The attack is, well, the attack. No one needs a refresher on the brilliance of Mohamed Salah and Sadio Mane — players who have shared or won two of the last three golden boot awards — and both have started this season in red hot form, looking like men intent on winning more individual and team honours.
Roberto Firmino’s lack of goals — two in the last 27 games in the league — is a concern, but the Brazilian’s primary function is to facilitate Mane and Salah and, from that viewpoint, the number 9 — evidently, as Jurgen Klopp keeps picking him — is fulfilling doctors orders.
The bench has been bolstered in a major way, too, with the arrivals of Kostas Tsimikas — who offers much needed cover at left-back — and Diogo Jota — a more consistent goal threat from the bench, as we’ve already seen with his goal as a late replacement versus Arsenal — ticking boxes that have long needed ticking.

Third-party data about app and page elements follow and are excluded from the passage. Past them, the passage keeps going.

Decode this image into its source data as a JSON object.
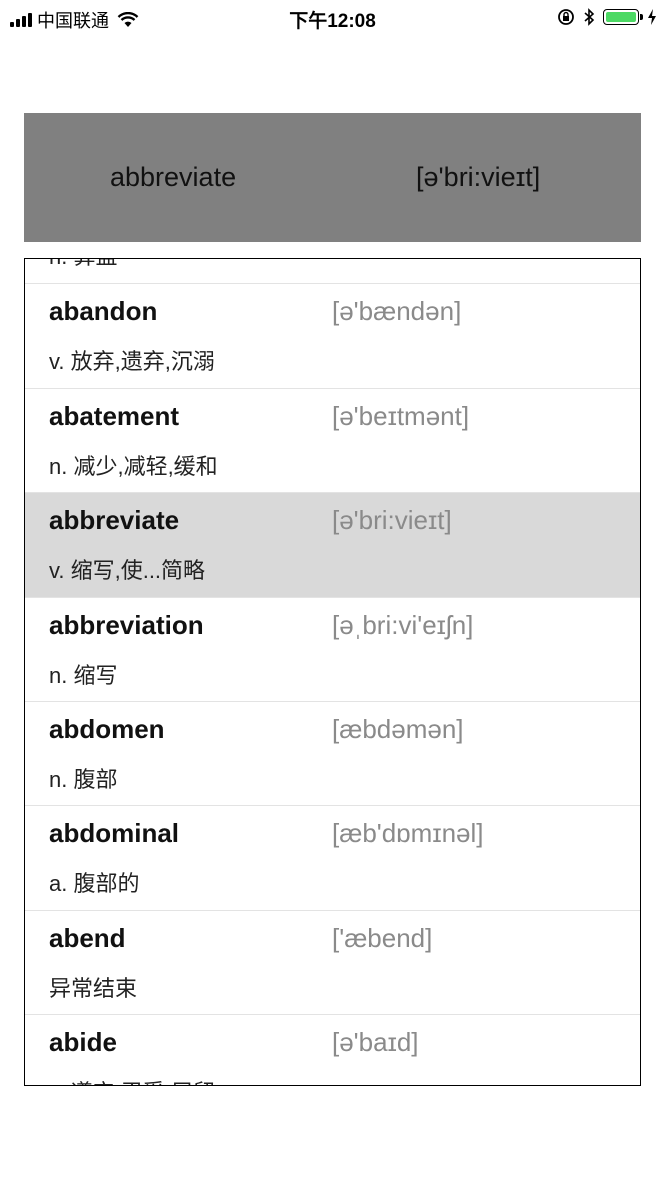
{
  "status_bar": {
    "carrier": "中国联通",
    "time": "下午12:08",
    "icons": [
      "signal-icon",
      "wifi-icon",
      "rotation-lock-icon",
      "bluetooth-icon",
      "battery-icon",
      "charging-icon"
    ]
  },
  "selected": {
    "word": "abbreviate",
    "phonetic": "[ə'bri:vieɪt]"
  },
  "list": {
    "rows": [
      {
        "word": "",
        "phonetic": "",
        "definition": "n. 算盘"
      },
      {
        "word": "abandon",
        "phonetic": "[ə'bændən]",
        "definition": "v. 放弃,遗弃,沉溺"
      },
      {
        "word": "abatement",
        "phonetic": "[ə'beɪtmənt]",
        "definition": "n. 减少,减轻,缓和"
      },
      {
        "word": "abbreviate",
        "phonetic": "[ə'bri:vieɪt]",
        "definition": "v. 缩写,使...简略"
      },
      {
        "word": "abbreviation",
        "phonetic": "[əˌbri:vi'eɪʃn]",
        "definition": "n. 缩写"
      },
      {
        "word": "abdomen",
        "phonetic": "[æbdəmən]",
        "definition": "n. 腹部"
      },
      {
        "word": "abdominal",
        "phonetic": "[æb'dɒmɪnəl]",
        "definition": "a. 腹部的"
      },
      {
        "word": "abend",
        "phonetic": "['æbend]",
        "definition": "异常结束"
      },
      {
        "word": "abide",
        "phonetic": "[ə'baɪd]",
        "definition": "v. 遵守,忍受,居留"
      }
    ]
  },
  "colors": {
    "header_bg": "#808080",
    "selected_row_bg": "#d9d9d9",
    "phonetic_text": "#8a8a8a",
    "battery": "#4cd964"
  }
}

Takumi Minamino looks more comfortable in his surroundings which each passing game and in Xherdan Shaqiri and Divock Origi — two players who played prominent roles in the Reds sixth European Cup triumph — there are players in reserve that would be starters for most clubs in the league, especially in the case of Shaqiri.
James Milner is still a model of consistency and versatility and is an ideal general — keeping standards high and using his nous and experience to lift those around him — on and off the pitch and his contribution, especially on the training pitch, is something that will likely never be fully appreciated outside of the inner sanctum of the club.

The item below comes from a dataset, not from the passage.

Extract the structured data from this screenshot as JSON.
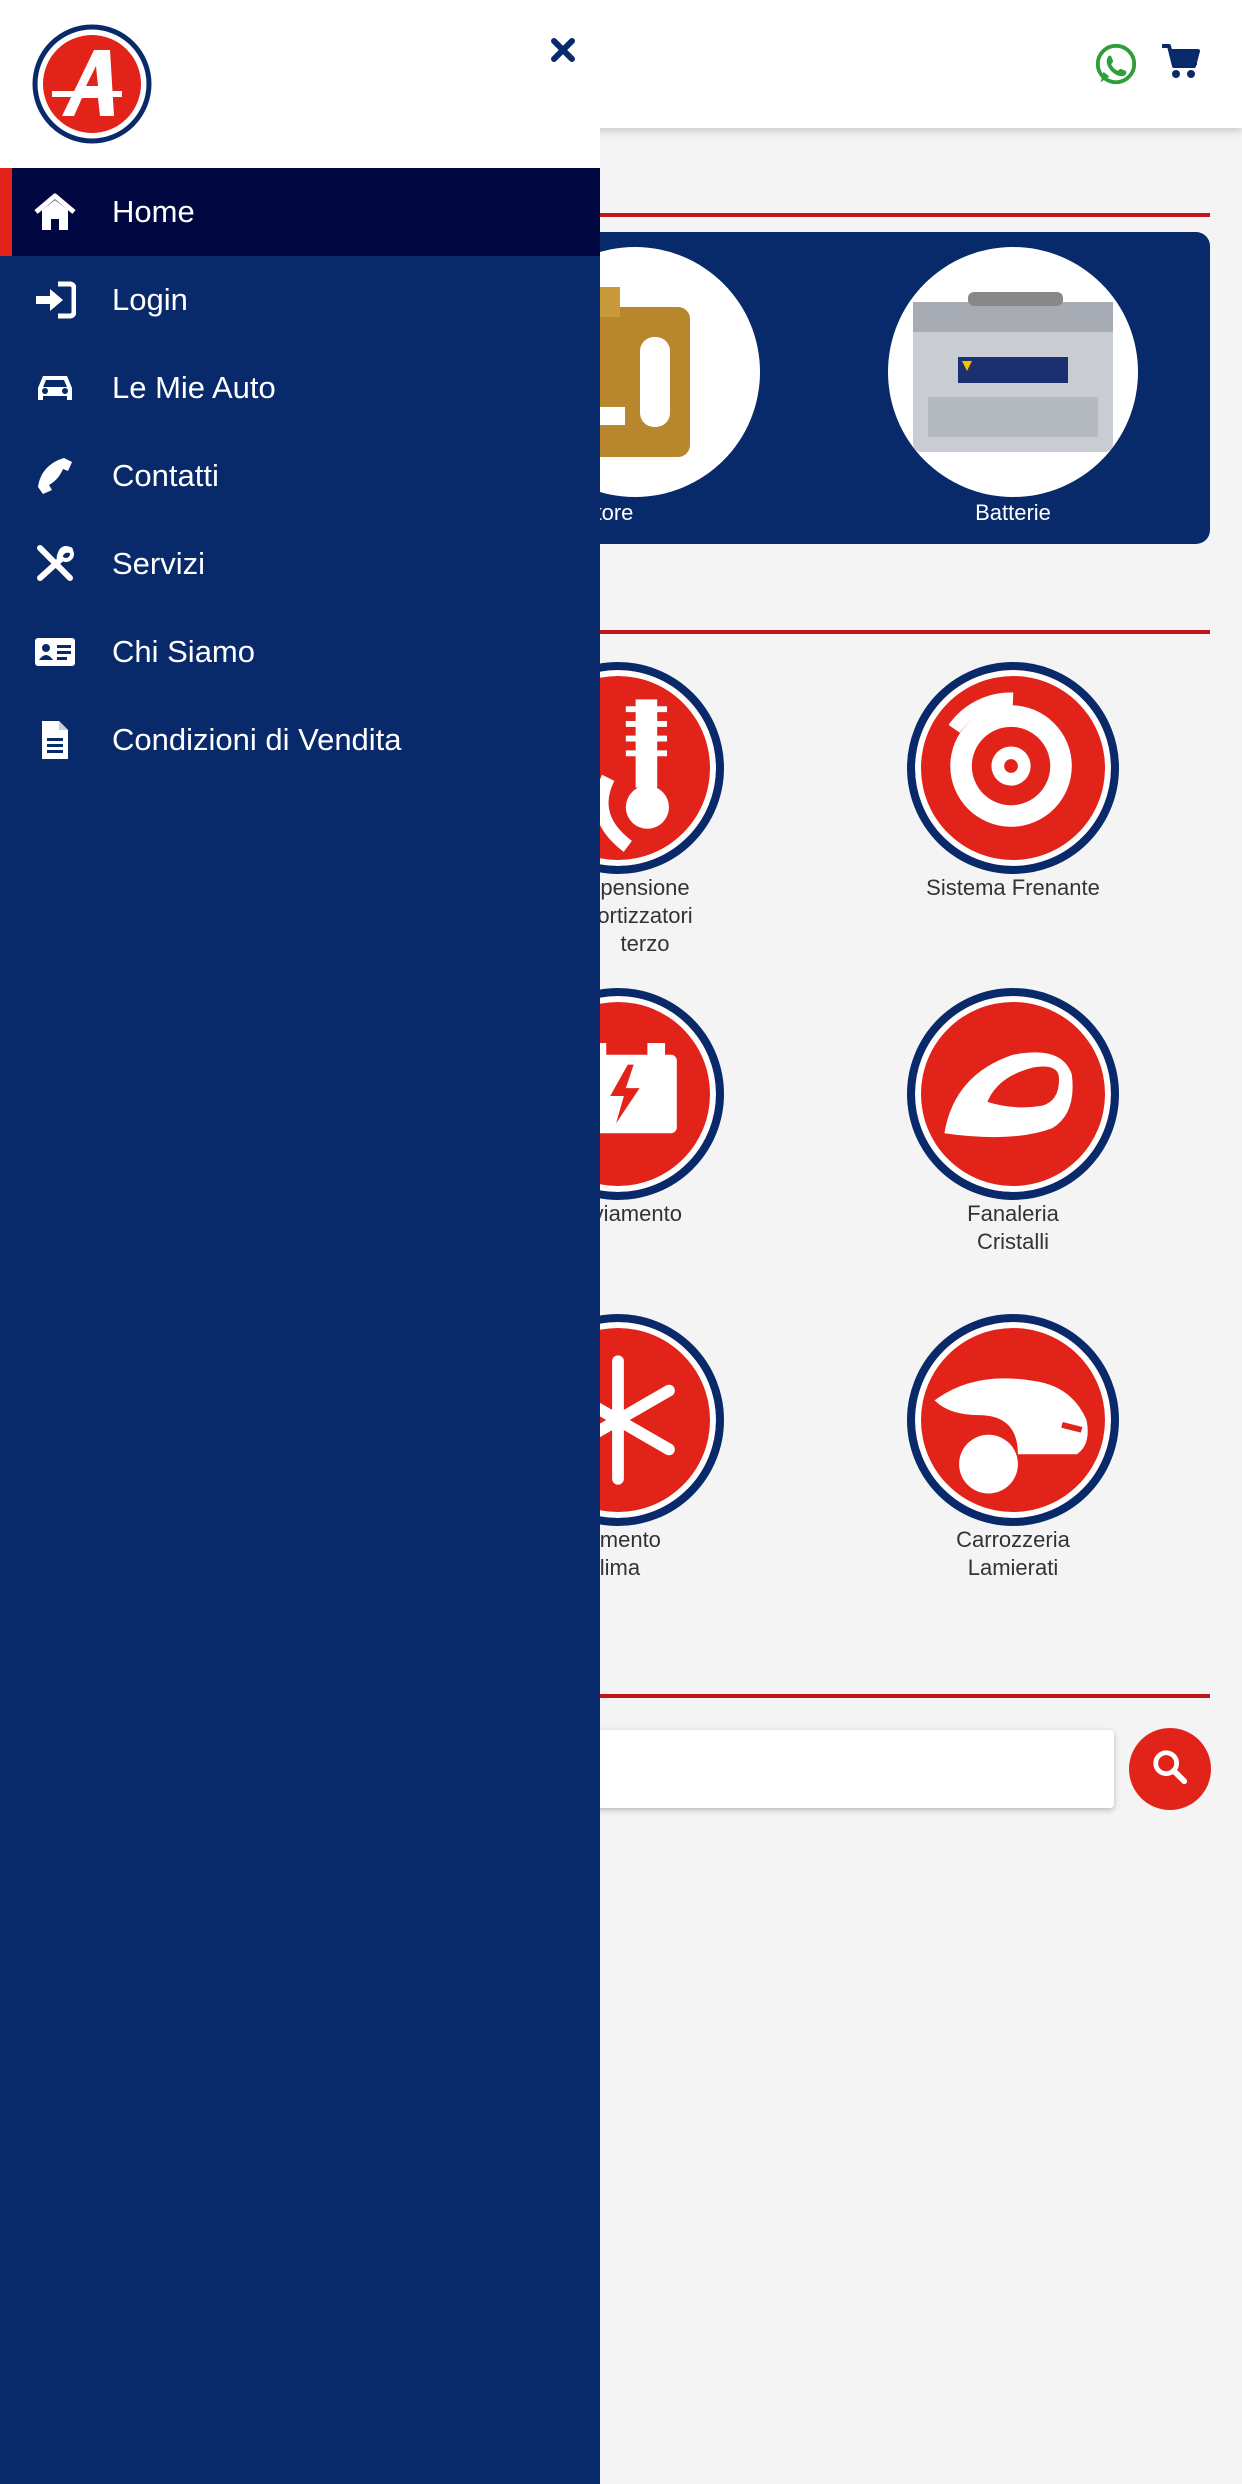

Yes, van Dijk will be sorely missed and yes the team will be worse off without him. But can the team that won last season’s title by 18 points afford to be worse off and still win the league, especially given that their rivals have either stagnated or regressed? The answer is yes.
There is a squad full of world class players who have played a huge part in the Reds winning a Champions League, a League title and averaging close to 100 points over the last two campaigns and it is a massive disservice to them to assume that the absence of van Dijk will suddenly render them all average and scupper all hopes of another positive season.
The Reds, who have been tagged the mentality monsters, take adversity in their stride and this cruel blow of an injury can galvanize them again.